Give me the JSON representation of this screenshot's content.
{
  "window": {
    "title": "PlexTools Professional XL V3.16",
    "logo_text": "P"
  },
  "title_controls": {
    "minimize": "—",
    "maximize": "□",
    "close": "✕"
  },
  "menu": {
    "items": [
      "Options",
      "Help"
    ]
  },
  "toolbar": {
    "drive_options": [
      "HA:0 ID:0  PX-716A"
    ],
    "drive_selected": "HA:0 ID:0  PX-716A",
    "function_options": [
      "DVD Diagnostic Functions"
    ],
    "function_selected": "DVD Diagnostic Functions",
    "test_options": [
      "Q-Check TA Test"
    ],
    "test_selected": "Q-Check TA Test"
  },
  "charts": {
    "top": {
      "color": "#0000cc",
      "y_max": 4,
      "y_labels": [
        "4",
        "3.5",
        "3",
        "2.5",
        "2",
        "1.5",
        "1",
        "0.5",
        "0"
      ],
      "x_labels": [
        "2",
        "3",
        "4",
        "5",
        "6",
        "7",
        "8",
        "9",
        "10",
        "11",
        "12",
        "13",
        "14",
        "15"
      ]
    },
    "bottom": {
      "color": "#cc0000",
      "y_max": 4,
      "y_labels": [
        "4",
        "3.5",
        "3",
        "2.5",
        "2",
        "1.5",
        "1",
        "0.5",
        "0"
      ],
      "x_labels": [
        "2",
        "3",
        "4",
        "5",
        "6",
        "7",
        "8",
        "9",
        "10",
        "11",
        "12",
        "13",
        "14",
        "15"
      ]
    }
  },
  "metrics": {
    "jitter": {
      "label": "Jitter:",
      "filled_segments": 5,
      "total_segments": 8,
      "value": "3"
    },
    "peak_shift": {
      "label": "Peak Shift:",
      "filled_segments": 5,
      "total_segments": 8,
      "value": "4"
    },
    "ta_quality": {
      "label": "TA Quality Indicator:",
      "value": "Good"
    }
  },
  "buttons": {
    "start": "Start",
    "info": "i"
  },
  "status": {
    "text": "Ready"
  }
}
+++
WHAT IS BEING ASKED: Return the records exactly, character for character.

WRITTEN REPLY:
Give me the JSON representation of this screenshot's content.
{
  "window": {
    "title": "PlexTools Professional XL V3.16",
    "logo_text": "P"
  },
  "title_controls": {
    "minimize": "—",
    "maximize": "□",
    "close": "✕"
  },
  "menu": {
    "items": [
      "Options",
      "Help"
    ]
  },
  "toolbar": {
    "drive_options": [
      "HA:0 ID:0  PX-716A"
    ],
    "drive_selected": "HA:0 ID:0  PX-716A",
    "function_options": [
      "DVD Diagnostic Functions"
    ],
    "function_selected": "DVD Diagnostic Functions",
    "test_options": [
      "Q-Check TA Test"
    ],
    "test_selected": "Q-Check TA Test"
  },
  "charts": {
    "top": {
      "color": "#0000cc",
      "y_max": 4,
      "y_labels": [
        "4",
        "3.5",
        "3",
        "2.5",
        "2",
        "1.5",
        "1",
        "0.5",
        "0"
      ],
      "x_labels": [
        "2",
        "3",
        "4",
        "5",
        "6",
        "7",
        "8",
        "9",
        "10",
        "11",
        "12",
        "13",
        "14",
        "15"
      ]
    },
    "bottom": {
      "color": "#cc0000",
      "y_max": 4,
      "y_labels": [
        "4",
        "3.5",
        "3",
        "2.5",
        "2",
        "1.5",
        "1",
        "0.5",
        "0"
      ],
      "x_labels": [
        "2",
        "3",
        "4",
        "5",
        "6",
        "7",
        "8",
        "9",
        "10",
        "11",
        "12",
        "13",
        "14",
        "15"
      ]
    }
  },
  "metrics": {
    "jitter": {
      "label": "Jitter:",
      "filled_segments": 5,
      "total_segments": 8,
      "value": "3"
    },
    "peak_shift": {
      "label": "Peak Shift:",
      "filled_segments": 5,
      "total_segments": 8,
      "value": "4"
    },
    "ta_quality": {
      "label": "TA Quality Indicator:",
      "value": "Good"
    }
  },
  "buttons": {
    "start": "Start",
    "info": "i"
  },
  "status": {
    "text": "Ready"
  }
}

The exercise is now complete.